Individuals at the Mental Health Institutes at Ft. Logan and Pueblo receive health care coverage in different ways, including under Medicaid, Medicare or private health insurance. In some cases, the state covers the costs of care. Nothing will change for individuals currently residing at the Mental Health Institutes.
Individuals who do not have coverage when discharged from the Mental Health Institutes may benefit from the Affordable Care Act. Some individuals might qualify for Medicaid. For others, it will reduce roadblocks so that they will be able to buy insurance without the worry of denial due to a pre-existing condition, such as mental illness, on the private market.
Youth in the care and custody of the Division of Youth Corrections receive health care, including mental health care, from state credentialed medical personnel. Youth in community facilities are Medicaid-eligible and receive care from a network of medical professionals. Nothing will change for youth at Division of Youth Corrections or in a community facility.
- What happens if I do not have minimum essential coverage or an exemption, and I cannot afford to make the shared responsibility payment when filing my tax return?
The IRS routinely works with taxpayers who owe amounts they cannot afford to pay. The law prohibits the IRS from using liens or levies to collect any individual shared responsibility payment. However, if you owe a shared responsibility payment, the IRS may offset that liability against any tax refund that may be due to you. For more information click here.
- What is the Medicaid expansion?
- What is the penalty if I do not have health insurance coverage?
- What qualifies as a short coverage gap?
In general, a gap in coverage that lasts less than three months qualifies as a short coverage gap. If an individual has more than one short coverage gap during a year, the short coverage gap exemption only applies to the first gap. For more information click here.
- What type of insurance satisfies the individual responsibility mandate to have health insurance?
To avoid a penalty, most Coloradans will need to have health insurance coverage beginning in 2014. Your health insurance coverage must provide minimum essential coverage. If you are covered by any of the following types of insurance in 2014, you satisfy the individual responsibility mandate to have health insurance and will not have to pay a penalty:
- Child Health Plan Plus (CHP+)
- Any plan purchased through the Connect for Health Colorado marketplace, or any individual insurance plan you already have.
- Any employer plan, including COBRA, with or without “grandfathered” status. This includes retiree plans.

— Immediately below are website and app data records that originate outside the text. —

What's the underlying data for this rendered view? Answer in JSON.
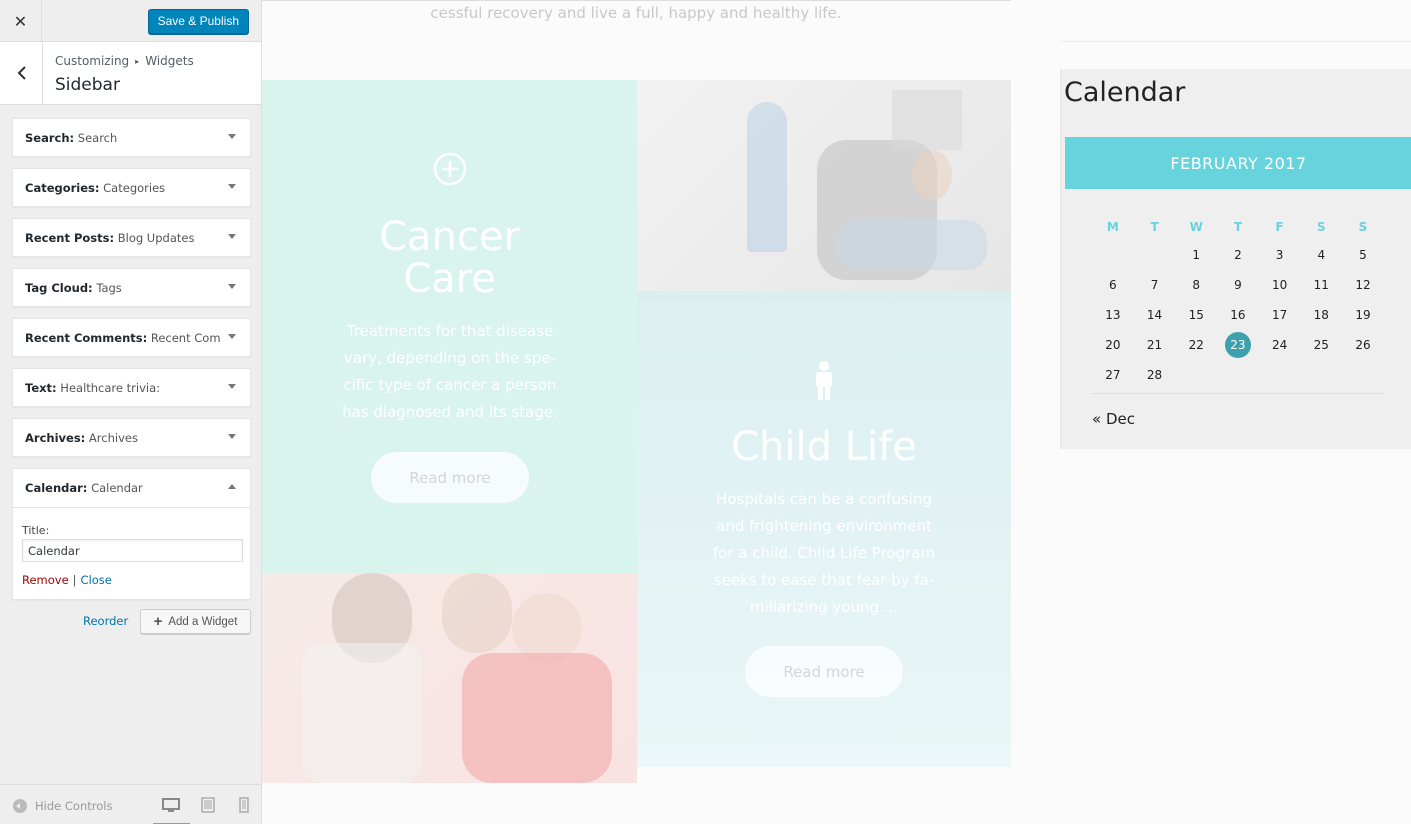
{
  "customizer": {
    "close_icon": "close-icon",
    "publish_label": "Save & Publish",
    "breadcrumb_root": "Customizing",
    "breadcrumb_sep": "▸",
    "breadcrumb_current": "Widgets",
    "section_title": "Sidebar",
    "widgets": [
      {
        "type": "Search:",
        "title": "Search"
      },
      {
        "type": "Categories:",
        "title": "Categories"
      },
      {
        "type": "Recent Posts:",
        "title": "Blog Updates"
      },
      {
        "type": "Tag Cloud:",
        "title": "Tags"
      },
      {
        "type": "Recent Comments:",
        "title": "Recent Com..."
      },
      {
        "type": "Text:",
        "title": "Healthcare trivia:"
      },
      {
        "type": "Archives:",
        "title": "Archives"
      },
      {
        "type": "Calendar:",
        "title": "Calendar"
      }
    ],
    "open_widget": {
      "title_label": "Title:",
      "title_value": "Calendar",
      "remove_label": "Remove",
      "separator": "|",
      "close_label": "Close"
    },
    "reorder_label": "Reorder",
    "add_widget_label": "Add a Widget",
    "hide_controls_label": "Hide Controls",
    "colors": {
      "primary": "#0085ba",
      "link": "#0073aa",
      "remove": "#aa0000"
    }
  },
  "preview": {
    "top_text": "cessful recovery and live a full, happy and healthy life.",
    "cancer": {
      "heading_line1": "Cancer",
      "heading_line2": "Care",
      "text": "Treatments for that disease vary, depending on the spe-cific type of cancer a person has diagnosed and its stage.",
      "button": "Read more"
    },
    "child": {
      "heading": "Child Life",
      "text": "Hospitals can be a confusing and frightening environment for a child. Child Life Program seeks to ease that fear by fa-miliarizing young ...",
      "button": "Read more"
    },
    "calendar": {
      "widget_title": "Calendar",
      "month": "FEBRUARY 2017",
      "weekdays": [
        "M",
        "T",
        "W",
        "T",
        "F",
        "S",
        "S"
      ],
      "weeks": [
        [
          "",
          "",
          "1",
          "2",
          "3",
          "4",
          "5"
        ],
        [
          "6",
          "7",
          "8",
          "9",
          "10",
          "11",
          "12"
        ],
        [
          "13",
          "14",
          "15",
          "16",
          "17",
          "18",
          "19"
        ],
        [
          "20",
          "21",
          "22",
          "23",
          "24",
          "25",
          "26"
        ],
        [
          "27",
          "28",
          "",
          "",
          "",
          "",
          ""
        ]
      ],
      "today": "23",
      "prev_link": "« Dec",
      "colors": {
        "header": "#67d3dd",
        "today": "#3e9fad"
      }
    }
  }
}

- TRICARE (for current service members and military retirees, their families, and survivors)
- Veterans health care programs (including the Veterans Health Care Program, VA Civilian Health and Medical Program (CHAMPVA), and Spina Bifida Health Care Benefits Program)
- Peace Corps Volunteer plans
Other plans may also qualify. Ask your health insurance provider.
- When does the new Medicaid coverage start?
See: Get Covered
- Who is exempt from having insurance beginning in 2014?
- Who is impacted by expanded Medicaid?
- Will I have to do something on my federal income tax return to show that I had coverage or an exemption?
The individual shared responsibility provision goes into effect in 2014. You will not have to account for coverage or exemptions or to make any payments until you file your 2014 federal income tax return in 2015. Information will be made available later about how the income tax return will take account of coverage and exemptions. Insurers will be required to provide everyone that they cover each year with information that will help them demonstrate they had coverage beginning with the 2015 tax year. For more information click here.
- Will Medicaid count as coverage so I can avoid a penalty?
- Will Medicare change under the health reform law?